Exercise directions
Your answer should be one number, the count of lines in the data that hold "JSON".

Given records
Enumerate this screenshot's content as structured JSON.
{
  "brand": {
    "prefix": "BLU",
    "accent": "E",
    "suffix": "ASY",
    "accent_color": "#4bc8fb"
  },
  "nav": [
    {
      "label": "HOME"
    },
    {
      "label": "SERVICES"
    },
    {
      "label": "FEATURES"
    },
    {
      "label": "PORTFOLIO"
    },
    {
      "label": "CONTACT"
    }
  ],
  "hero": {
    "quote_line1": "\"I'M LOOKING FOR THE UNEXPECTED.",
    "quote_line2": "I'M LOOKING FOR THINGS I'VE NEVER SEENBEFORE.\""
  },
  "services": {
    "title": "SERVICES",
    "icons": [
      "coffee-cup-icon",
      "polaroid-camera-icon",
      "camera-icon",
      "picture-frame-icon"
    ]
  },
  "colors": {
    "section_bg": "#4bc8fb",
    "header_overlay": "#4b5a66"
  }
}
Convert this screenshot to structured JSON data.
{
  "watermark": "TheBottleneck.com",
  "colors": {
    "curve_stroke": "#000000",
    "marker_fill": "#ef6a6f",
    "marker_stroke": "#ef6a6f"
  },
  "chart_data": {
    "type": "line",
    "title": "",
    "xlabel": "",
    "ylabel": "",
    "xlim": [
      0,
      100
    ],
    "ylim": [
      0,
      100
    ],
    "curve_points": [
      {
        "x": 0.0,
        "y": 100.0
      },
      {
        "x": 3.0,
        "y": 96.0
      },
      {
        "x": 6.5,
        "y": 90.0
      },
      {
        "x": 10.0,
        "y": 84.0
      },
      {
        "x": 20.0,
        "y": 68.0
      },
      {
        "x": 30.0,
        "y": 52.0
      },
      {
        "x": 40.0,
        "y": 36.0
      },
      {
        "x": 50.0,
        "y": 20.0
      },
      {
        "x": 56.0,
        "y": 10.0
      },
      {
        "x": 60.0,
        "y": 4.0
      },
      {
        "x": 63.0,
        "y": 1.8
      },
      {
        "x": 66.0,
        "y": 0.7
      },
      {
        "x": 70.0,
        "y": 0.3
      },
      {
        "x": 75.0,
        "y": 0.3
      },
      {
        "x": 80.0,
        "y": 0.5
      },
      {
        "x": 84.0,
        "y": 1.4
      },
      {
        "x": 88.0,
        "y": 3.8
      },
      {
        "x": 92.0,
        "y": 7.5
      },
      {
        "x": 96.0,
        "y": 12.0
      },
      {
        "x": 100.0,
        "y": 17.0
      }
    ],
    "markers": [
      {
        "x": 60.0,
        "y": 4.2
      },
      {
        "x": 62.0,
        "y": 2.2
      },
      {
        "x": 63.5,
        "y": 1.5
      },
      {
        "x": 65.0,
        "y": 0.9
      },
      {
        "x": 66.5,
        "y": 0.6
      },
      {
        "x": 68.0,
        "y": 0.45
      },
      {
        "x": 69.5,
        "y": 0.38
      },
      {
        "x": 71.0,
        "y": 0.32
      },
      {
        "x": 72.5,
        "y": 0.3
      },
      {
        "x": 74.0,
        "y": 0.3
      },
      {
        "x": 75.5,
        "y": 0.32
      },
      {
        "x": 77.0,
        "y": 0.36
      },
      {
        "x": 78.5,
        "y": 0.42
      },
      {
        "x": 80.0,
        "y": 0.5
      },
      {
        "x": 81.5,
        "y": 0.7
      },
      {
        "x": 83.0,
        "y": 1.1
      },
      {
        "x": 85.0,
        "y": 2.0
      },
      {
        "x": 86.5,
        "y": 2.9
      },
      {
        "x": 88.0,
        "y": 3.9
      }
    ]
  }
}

Solution to this task
2